recommended reading

Interior to offer new mashup capability for its extensive satellite data library

Interior Department contractor Esri, a map software developer, is expected Tuesday to launch a commercial tool that will enable programmers and non-techies alike to manipulate Interior's library of Earth surface images and data captured by satellite over the past four decades, federal and company officials said.

On the new, free website, users can generate mashups showing, for example, how regional property values or Southern crop production have changed throughout the years.

Google Maps offers similar applications for making mashups, or graphics created by combining layers of pictures and statistics from multiple sources. Esri officials have said the company's offerings are unique in that they draw on geographic information databases rather than just visuals.

Esri, which supplies nearly every federal agency with mapping applications, collaborated closely with Interior on the so-called Landsat image services, government officials said.

"The Esri Landsat services suite will enable users to access satellite images of the Earth and see through time what's happened to our globe," Interior Deputy Secretary David Hayes said in a statement. "Whether you're a fourth grader or in the midst of writing your Ph.D. thesis, having the ability to go back 30 years and visualize multitemporal Earth imagery can be tremendously helpful in answering questions about how we should manage the planet and address real-world problems."

Landsat, funded by Interior's U.S. Geological Survey and NASA, is a collection of land data obtained by satellites and sensors over nearly 40 years. The program serves as a resource for regional planning staff, agriculture professionals, climate scientists, first responders, and others.

All USGS Landsat data acquired since the program's inception in 1972 also is available at no charge through the federal site Earth Explorer.

"These Landsat image services expand the ability to monitor landscape change to Internet users worldwide," Esri President Jack Dangermond said in a statement.

According to, a government site that tracks federal awards, since 2003 Interior has granted Esri contracts worth more than $29 million to support initiatives such as, an online access point for downloading the government's trove of geospatial information.

Threatwatch Alert

Thousands of cyber attacks occur each day

See the latest threats


Close [ x ] More from Nextgov

Thank you for subscribing to newsletters from
We think these reports might interest you:

  • Data-Centric Security vs. Database-Level Security

    Database-level encryption had its origins in the 1990s and early 2000s in response to very basic risks which largely revolved around the theft of servers, backup tapes and other physical-layer assets.
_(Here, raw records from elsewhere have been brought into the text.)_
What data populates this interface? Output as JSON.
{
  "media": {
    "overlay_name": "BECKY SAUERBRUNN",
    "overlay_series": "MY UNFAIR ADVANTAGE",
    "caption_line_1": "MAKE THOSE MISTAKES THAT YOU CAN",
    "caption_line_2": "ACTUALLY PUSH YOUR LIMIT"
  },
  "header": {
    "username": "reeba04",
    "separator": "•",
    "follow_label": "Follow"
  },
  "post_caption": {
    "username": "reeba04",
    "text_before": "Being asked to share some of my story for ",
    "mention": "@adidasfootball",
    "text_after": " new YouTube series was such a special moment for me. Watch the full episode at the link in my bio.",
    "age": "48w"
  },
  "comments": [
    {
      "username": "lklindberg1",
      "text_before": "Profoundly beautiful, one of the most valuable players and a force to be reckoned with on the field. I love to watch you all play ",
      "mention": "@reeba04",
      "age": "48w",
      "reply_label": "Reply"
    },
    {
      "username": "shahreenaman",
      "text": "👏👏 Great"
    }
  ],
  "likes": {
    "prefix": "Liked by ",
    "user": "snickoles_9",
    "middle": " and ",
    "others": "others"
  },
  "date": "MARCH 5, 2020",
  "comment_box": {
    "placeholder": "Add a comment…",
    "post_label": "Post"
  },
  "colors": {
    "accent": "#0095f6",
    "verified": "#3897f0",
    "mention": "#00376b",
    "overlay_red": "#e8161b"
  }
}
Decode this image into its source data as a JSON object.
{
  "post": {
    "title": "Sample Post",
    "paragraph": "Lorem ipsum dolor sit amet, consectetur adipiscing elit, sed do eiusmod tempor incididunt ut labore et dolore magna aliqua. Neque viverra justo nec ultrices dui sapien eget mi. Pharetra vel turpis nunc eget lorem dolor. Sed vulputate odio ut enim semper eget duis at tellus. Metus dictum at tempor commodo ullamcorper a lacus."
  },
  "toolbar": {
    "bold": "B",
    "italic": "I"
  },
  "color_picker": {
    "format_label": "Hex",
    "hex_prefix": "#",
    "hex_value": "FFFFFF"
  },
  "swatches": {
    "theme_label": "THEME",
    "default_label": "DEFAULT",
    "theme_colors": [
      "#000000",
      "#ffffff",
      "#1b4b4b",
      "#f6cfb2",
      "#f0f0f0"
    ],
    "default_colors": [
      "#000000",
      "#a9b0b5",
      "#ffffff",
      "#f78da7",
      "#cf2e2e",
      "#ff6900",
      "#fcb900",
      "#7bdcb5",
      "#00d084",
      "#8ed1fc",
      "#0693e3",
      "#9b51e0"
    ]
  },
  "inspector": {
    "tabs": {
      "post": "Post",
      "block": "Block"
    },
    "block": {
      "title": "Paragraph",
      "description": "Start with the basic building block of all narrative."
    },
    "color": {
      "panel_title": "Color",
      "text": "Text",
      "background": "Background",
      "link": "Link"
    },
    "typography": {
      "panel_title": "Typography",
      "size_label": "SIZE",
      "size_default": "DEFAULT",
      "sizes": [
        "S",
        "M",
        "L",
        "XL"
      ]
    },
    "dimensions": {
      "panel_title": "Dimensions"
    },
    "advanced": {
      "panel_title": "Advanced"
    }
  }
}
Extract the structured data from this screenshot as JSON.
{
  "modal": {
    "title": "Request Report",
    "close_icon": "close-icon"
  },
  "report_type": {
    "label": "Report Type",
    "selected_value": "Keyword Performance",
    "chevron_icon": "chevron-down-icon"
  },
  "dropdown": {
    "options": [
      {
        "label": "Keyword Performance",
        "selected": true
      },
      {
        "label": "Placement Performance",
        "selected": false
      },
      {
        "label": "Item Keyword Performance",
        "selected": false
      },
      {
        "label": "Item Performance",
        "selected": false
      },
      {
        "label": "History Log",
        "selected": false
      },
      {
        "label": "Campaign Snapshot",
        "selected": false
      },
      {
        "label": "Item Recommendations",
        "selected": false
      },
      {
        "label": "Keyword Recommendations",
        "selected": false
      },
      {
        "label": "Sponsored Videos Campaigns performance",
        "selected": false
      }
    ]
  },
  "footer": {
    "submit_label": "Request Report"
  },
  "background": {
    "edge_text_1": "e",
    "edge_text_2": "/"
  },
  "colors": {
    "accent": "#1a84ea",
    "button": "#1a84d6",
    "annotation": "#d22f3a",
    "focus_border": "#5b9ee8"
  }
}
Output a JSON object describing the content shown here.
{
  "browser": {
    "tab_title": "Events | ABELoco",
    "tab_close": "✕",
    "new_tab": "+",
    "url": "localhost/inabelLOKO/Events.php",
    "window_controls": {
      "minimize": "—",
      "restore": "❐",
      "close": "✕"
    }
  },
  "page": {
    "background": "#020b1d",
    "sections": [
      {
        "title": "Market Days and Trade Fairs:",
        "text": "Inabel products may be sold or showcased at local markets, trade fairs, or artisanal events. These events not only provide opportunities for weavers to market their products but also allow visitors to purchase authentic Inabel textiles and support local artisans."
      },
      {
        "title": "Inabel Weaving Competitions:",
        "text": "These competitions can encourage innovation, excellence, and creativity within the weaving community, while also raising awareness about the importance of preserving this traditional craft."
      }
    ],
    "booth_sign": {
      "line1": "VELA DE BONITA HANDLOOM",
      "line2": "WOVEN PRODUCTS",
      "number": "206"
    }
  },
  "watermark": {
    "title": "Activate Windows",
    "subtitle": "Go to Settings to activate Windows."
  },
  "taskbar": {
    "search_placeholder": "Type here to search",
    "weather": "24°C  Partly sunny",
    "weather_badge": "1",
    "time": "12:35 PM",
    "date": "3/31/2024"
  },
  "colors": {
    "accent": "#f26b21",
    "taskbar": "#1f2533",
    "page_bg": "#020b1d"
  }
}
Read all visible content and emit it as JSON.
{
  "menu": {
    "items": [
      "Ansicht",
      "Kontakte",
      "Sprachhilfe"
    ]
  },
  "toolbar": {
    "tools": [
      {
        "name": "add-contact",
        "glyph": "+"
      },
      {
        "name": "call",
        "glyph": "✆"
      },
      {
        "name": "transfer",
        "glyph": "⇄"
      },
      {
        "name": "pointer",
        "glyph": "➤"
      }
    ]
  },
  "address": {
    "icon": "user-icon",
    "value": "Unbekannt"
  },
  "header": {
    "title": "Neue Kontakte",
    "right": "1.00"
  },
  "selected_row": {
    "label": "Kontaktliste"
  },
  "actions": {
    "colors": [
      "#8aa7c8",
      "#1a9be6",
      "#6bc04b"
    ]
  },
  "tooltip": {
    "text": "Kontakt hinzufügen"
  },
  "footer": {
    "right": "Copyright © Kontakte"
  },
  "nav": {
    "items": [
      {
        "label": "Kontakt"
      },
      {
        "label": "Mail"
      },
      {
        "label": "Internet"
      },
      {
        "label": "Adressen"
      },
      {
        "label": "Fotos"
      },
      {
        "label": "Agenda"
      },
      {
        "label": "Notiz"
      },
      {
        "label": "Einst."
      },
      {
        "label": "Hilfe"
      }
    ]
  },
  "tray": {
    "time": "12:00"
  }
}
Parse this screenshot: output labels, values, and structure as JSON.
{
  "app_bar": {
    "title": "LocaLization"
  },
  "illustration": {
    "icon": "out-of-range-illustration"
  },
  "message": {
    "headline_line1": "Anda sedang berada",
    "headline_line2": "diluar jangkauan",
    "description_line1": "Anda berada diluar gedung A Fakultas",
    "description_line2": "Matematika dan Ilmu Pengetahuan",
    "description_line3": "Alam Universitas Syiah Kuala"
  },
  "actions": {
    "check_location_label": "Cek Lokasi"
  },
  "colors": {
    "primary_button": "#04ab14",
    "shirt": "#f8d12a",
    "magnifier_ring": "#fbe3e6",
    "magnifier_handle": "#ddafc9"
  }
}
As noted in Verizon’s 2014, Data Breach Investigations Report (DBIR)1, threats today are far more advanced and dangerous.

  • Featured Content from RSA Conference: Dissed by NIST

    Learn more about the latest draft of the U.S. National Institute of Standards and Technology guidance document on authentication and lifecycle management.

  • PIV- I And Multifactor Authentication: The Best Defense for Federal Government Contractors

    This white paper explores NIST SP 800-171 and why compliance is critical to federal government contractors, especially those that work with the Department of Defense, as well as how leveraging PIV-I credentialing with multifactor authentication can be used as a defense against cyberattacks

  • Toward A More Innovative Government

    This research study aims to understand how state and local leaders regard their agency’s innovation efforts and what they are doing to overcome the challenges they face in successfully implementing these efforts.

  • From Volume to Value: UK’s NHS Digital Provides U.S. Healthcare Agencies A Roadmap For Value-Based Payment Models

    The U.S. healthcare industry is rapidly moving away from traditional fee-for-service models and towards value-based purchasing that reimburses physicians for quality of care in place of frequency of care.

  • GBC Flash Poll: Is Your Agency Safe?

    Federal leaders weigh in on the state of information security


When you download a report, your information may be shared with the underwriters of that document.